__Exercise instructions__:
Output the records that follow, with every character intact.

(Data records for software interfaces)
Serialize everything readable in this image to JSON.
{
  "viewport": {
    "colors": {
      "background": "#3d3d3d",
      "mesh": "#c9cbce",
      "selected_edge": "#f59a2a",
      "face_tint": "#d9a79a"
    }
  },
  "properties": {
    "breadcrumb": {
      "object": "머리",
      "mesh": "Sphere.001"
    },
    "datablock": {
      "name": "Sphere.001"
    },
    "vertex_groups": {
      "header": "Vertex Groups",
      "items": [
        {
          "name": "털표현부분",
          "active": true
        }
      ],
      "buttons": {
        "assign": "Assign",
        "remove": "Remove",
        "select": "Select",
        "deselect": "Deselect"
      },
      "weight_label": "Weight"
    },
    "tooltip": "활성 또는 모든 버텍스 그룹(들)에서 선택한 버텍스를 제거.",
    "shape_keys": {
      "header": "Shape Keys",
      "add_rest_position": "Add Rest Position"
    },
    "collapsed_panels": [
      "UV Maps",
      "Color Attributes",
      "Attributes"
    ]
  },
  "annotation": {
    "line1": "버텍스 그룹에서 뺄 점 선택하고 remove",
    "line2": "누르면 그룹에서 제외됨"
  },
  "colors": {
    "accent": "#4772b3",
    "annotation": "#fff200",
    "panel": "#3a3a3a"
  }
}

__Reply to the task__:
Serialize everything readable in this image to JSON.
{
  "viewport": {
    "colors": {
      "background": "#3d3d3d",
      "mesh": "#c9cbce",
      "selected_edge": "#f59a2a",
      "face_tint": "#d9a79a"
    }
  },
  "properties": {
    "breadcrumb": {
      "object": "머리",
      "mesh": "Sphere.001"
    },
    "datablock": {
      "name": "Sphere.001"
    },
    "vertex_groups": {
      "header": "Vertex Groups",
      "items": [
        {
          "name": "털표현부분",
          "active": true
        }
      ],
      "buttons": {
        "assign": "Assign",
        "remove": "Remove",
        "select": "Select",
        "deselect": "Deselect"
      },
      "weight_label": "Weight"
    },
    "tooltip": "활성 또는 모든 버텍스 그룹(들)에서 선택한 버텍스를 제거.",
    "shape_keys": {
      "header": "Shape Keys",
      "add_rest_position": "Add Rest Position"
    },
    "collapsed_panels": [
      "UV Maps",
      "Color Attributes",
      "Attributes"
    ]
  },
  "annotation": {
    "line1": "버텍스 그룹에서 뺄 점 선택하고 remove",
    "line2": "누르면 그룹에서 제외됨"
  },
  "colors": {
    "accent": "#4772b3",
    "annotation": "#fff200",
    "panel": "#3a3a3a"
  }
}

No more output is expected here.